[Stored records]
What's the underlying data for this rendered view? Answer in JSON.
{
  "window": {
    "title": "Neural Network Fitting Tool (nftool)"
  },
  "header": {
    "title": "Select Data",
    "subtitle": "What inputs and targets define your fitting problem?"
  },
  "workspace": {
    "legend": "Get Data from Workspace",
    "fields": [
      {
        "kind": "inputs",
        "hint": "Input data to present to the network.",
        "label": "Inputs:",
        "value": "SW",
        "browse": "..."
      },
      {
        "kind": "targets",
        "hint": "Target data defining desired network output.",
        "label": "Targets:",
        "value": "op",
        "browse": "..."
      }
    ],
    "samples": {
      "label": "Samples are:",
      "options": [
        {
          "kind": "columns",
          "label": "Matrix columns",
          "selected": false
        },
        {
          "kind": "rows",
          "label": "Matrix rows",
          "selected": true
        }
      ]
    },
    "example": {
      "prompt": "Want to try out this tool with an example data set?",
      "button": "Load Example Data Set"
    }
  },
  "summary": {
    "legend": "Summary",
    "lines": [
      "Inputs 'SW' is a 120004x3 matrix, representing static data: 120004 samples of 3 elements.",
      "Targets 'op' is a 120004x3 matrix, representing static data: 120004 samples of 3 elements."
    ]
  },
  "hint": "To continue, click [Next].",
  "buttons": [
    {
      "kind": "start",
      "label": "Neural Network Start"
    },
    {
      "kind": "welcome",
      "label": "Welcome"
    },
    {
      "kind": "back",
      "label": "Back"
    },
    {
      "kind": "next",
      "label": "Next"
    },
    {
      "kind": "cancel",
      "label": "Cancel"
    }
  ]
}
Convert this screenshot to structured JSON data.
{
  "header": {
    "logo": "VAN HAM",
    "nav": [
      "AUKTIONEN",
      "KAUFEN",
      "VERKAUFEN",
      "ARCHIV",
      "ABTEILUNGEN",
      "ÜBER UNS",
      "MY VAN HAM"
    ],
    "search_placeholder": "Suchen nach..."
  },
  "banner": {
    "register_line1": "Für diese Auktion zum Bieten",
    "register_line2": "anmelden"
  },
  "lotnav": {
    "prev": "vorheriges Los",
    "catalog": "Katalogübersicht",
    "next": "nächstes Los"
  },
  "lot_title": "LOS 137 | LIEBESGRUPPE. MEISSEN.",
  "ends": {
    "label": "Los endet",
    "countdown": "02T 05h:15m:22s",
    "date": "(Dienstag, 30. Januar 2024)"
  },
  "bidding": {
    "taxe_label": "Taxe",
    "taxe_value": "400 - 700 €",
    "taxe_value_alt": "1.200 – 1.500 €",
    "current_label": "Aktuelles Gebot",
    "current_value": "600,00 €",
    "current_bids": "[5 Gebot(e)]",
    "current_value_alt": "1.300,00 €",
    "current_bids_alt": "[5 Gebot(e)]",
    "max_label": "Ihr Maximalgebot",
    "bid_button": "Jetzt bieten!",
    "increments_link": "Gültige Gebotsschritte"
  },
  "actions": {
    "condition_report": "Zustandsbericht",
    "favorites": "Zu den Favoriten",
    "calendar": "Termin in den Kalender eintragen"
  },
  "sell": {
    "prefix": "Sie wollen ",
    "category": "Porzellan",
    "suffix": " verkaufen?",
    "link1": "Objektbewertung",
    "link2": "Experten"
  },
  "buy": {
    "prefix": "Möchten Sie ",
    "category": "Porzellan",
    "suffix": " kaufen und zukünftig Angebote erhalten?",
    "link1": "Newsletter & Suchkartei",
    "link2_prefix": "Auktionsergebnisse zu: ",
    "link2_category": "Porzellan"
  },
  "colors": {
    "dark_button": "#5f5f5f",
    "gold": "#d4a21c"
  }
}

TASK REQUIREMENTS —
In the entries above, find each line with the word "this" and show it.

PROBLEM SOLUTION —
What's the underlying data for this rendered view? Answer in JSON.
      "prompt": "Want to try out this tool with an example data set?",
Convert this screenshot to structured JSON data.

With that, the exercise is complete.